▽

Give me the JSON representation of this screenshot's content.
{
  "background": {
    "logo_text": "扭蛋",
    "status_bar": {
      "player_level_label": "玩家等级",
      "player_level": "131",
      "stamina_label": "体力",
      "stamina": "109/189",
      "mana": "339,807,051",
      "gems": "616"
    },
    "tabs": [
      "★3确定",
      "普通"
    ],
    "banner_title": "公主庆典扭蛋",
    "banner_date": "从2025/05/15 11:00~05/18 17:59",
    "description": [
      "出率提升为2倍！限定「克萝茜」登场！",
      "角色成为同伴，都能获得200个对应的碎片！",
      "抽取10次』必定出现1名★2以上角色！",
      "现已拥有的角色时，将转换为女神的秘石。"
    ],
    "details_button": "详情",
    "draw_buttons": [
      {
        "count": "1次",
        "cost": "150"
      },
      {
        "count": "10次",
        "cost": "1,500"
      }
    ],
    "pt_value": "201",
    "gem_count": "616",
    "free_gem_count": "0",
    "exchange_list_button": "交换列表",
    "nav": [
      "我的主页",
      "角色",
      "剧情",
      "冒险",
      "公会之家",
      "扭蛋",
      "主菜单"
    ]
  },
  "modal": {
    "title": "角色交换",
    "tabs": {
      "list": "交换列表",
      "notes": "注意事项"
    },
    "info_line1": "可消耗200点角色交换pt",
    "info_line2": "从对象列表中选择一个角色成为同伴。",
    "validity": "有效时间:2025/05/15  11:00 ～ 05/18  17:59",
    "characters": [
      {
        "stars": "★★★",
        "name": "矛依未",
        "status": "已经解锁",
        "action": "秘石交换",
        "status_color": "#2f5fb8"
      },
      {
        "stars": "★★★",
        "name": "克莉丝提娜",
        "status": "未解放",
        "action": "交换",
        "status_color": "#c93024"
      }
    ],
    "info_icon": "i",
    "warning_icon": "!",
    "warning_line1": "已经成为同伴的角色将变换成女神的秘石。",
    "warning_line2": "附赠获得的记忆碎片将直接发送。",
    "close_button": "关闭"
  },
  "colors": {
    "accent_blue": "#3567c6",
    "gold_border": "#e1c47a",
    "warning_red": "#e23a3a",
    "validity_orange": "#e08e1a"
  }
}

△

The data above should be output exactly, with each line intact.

- Task response:
Give me the JSON representation of this screenshot's content.
{
  "background": {
    "logo_text": "扭蛋",
    "status_bar": {
      "player_level_label": "玩家等级",
      "player_level": "131",
      "stamina_label": "体力",
      "stamina": "109/189",
      "mana": "339,807,051",
      "gems": "616"
    },
    "tabs": [
      "★3确定",
      "普通"
    ],
    "banner_title": "公主庆典扭蛋",
    "banner_date": "从2025/05/15 11:00~05/18 17:59",
    "description": [
      "出率提升为2倍！限定「克萝茜」登场！",
      "角色成为同伴，都能获得200个对应的碎片！",
      "抽取10次』必定出现1名★2以上角色！",
      "现已拥有的角色时，将转换为女神的秘石。"
    ],
    "details_button": "详情",
    "draw_buttons": [
      {
        "count": "1次",
        "cost": "150"
      },
      {
        "count": "10次",
        "cost": "1,500"
      }
    ],
    "pt_value": "201",
    "gem_count": "616",
    "free_gem_count": "0",
    "exchange_list_button": "交换列表",
    "nav": [
      "我的主页",
      "角色",
      "剧情",
      "冒险",
      "公会之家",
      "扭蛋",
      "主菜单"
    ]
  },
  "modal": {
    "title": "角色交换",
    "tabs": {
      "list": "交换列表",
      "notes": "注意事项"
    },
    "info_line1": "可消耗200点角色交换pt",
    "info_line2": "从对象列表中选择一个角色成为同伴。",
    "validity": "有效时间:2025/05/15  11:00 ～ 05/18  17:59",
    "characters": [
      {
        "stars": "★★★",
        "name": "矛依未",
        "status": "已经解锁",
        "action": "秘石交换",
        "status_color": "#2f5fb8"
      },
      {
        "stars": "★★★",
        "name": "克莉丝提娜",
        "status": "未解放",
        "action": "交换",
        "status_color": "#c93024"
      }
    ],
    "info_icon": "i",
    "warning_icon": "!",
    "warning_line1": "已经成为同伴的角色将变换成女神的秘石。",
    "warning_line2": "附赠获得的记忆碎片将直接发送。",
    "close_button": "关闭"
  },
  "colors": {
    "accent_blue": "#3567c6",
    "gold_border": "#e1c47a",
    "warning_red": "#e23a3a",
    "validity_orange": "#e08e1a"
  }
}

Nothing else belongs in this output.